Entries shown: Begin
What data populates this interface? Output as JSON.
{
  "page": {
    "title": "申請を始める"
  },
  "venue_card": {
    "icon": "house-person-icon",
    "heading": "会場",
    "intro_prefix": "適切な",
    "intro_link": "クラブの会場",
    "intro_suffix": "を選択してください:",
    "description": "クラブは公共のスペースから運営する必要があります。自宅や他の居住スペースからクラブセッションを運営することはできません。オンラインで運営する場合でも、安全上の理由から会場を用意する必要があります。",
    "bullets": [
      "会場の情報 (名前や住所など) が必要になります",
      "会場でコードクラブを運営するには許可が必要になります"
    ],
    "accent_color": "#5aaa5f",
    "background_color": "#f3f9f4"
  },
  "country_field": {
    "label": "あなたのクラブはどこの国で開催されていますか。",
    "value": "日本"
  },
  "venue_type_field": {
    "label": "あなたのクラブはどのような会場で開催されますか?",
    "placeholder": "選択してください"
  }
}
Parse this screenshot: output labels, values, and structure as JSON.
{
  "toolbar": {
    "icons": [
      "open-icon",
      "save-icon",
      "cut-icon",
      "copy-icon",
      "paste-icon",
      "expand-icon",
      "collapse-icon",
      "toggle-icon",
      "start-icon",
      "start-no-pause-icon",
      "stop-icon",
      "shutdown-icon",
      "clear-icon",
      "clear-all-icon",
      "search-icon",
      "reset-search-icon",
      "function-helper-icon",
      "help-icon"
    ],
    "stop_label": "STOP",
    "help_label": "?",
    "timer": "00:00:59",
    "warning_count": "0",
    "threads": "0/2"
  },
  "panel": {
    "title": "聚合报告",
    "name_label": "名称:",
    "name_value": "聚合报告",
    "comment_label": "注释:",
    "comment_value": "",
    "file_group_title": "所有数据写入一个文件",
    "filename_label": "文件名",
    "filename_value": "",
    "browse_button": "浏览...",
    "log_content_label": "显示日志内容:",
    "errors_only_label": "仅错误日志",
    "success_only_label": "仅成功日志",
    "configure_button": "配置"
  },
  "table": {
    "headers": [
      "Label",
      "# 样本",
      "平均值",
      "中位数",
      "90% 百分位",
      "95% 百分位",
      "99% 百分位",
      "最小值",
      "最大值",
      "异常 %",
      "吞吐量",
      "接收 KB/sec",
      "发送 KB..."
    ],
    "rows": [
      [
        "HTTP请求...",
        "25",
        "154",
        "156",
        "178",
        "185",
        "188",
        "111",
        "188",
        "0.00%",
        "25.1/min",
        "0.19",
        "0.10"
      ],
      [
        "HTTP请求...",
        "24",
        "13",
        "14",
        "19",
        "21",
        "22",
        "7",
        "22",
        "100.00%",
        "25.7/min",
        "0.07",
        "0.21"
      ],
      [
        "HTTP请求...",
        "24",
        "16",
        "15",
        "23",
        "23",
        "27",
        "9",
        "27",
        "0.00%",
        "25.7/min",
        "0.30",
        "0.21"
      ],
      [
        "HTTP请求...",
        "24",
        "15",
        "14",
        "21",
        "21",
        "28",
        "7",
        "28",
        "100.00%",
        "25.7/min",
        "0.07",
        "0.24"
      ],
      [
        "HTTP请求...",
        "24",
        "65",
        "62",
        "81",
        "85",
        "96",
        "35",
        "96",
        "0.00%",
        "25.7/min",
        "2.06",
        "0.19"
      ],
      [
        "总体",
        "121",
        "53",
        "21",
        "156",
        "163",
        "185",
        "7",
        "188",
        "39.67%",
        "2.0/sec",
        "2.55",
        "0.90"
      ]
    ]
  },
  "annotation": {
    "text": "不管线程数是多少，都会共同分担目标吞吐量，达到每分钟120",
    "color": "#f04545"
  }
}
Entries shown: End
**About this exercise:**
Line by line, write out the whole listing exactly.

**Task answer:**
What data populates this interface? Output as JSON.
{
  "page": {
    "title": "申請を始める"
  },
  "venue_card": {
    "icon": "house-person-icon",
    "heading": "会場",
    "intro_prefix": "適切な",
    "intro_link": "クラブの会場",
    "intro_suffix": "を選択してください:",
    "description": "クラブは公共のスペースから運営する必要があります。自宅や他の居住スペースからクラブセッションを運営することはできません。オンラインで運営する場合でも、安全上の理由から会場を用意する必要があります。",
    "bullets": [
      "会場の情報 (名前や住所など) が必要になります",
      "会場でコードクラブを運営するには許可が必要になります"
    ],
    "accent_color": "#5aaa5f",
    "background_color": "#f3f9f4"
  },
  "country_field": {
    "label": "あなたのクラブはどこの国で開催されていますか。",
    "value": "日本"
  },
  "venue_type_field": {
    "label": "あなたのクラブはどのような会場で開催されますか?",
    "placeholder": "選択してください"
  }
}
Parse this screenshot: output labels, values, and structure as JSON.
{
  "toolbar": {
    "icons": [
      "open-icon",
      "save-icon",
      "cut-icon",
      "copy-icon",
      "paste-icon",
      "expand-icon",
      "collapse-icon",
      "toggle-icon",
      "start-icon",
      "start-no-pause-icon",
      "stop-icon",
      "shutdown-icon",
      "clear-icon",
      "clear-all-icon",
      "search-icon",
      "reset-search-icon",
      "function-helper-icon",
      "help-icon"
    ],
    "stop_label": "STOP",
    "help_label": "?",
    "timer": "00:00:59",
    "warning_count": "0",
    "threads": "0/2"
  },
  "panel": {
    "title": "聚合报告",
    "name_label": "名称:",
    "name_value": "聚合报告",
    "comment_label": "注释:",
    "comment_value": "",
    "file_group_title": "所有数据写入一个文件",
    "filename_label": "文件名",
    "filename_value": "",
    "browse_button": "浏览...",
    "log_content_label": "显示日志内容:",
    "errors_only_label": "仅错误日志",
    "success_only_label": "仅成功日志",
    "configure_button": "配置"
  },
  "table": {
    "headers": [
      "Label",
      "# 样本",
      "平均值",
      "中位数",
      "90% 百分位",
      "95% 百分位",
      "99% 百分位",
      "最小值",
      "最大值",
      "异常 %",
      "吞吐量",
      "接收 KB/sec",
      "发送 KB..."
    ],
    "rows": [
      [
        "HTTP请求...",
        "25",
        "154",
        "156",
        "178",
        "185",
        "188",
        "111",
        "188",
        "0.00%",
        "25.1/min",
        "0.19",
        "0.10"
      ],
      [
        "HTTP请求...",
        "24",
        "13",
        "14",
        "19",
        "21",
        "22",
        "7",
        "22",
        "100.00%",
        "25.7/min",
        "0.07",
        "0.21"
      ],
      [
        "HTTP请求...",
        "24",
        "16",
        "15",
        "23",
        "23",
        "27",
        "9",
        "27",
        "0.00%",
        "25.7/min",
        "0.30",
        "0.21"
      ],
      [
        "HTTP请求...",
        "24",
        "15",
        "14",
        "21",
        "21",
        "28",
        "7",
        "28",
        "100.00%",
        "25.7/min",
        "0.07",
        "0.24"
      ],
      [
        "HTTP请求...",
        "24",
        "65",
        "62",
        "81",
        "85",
        "96",
        "35",
        "96",
        "0.00%",
        "25.7/min",
        "2.06",
        "0.19"
      ],
      [
        "总体",
        "121",
        "53",
        "21",
        "156",
        "163",
        "185",
        "7",
        "188",
        "39.67%",
        "2.0/sec",
        "2.55",
        "0.90"
      ]
    ]
  },
  "annotation": {
    "text": "不管线程数是多少，都会共同分担目标吞吐量，达到每分钟120",
    "color": "#f04545"
  }
}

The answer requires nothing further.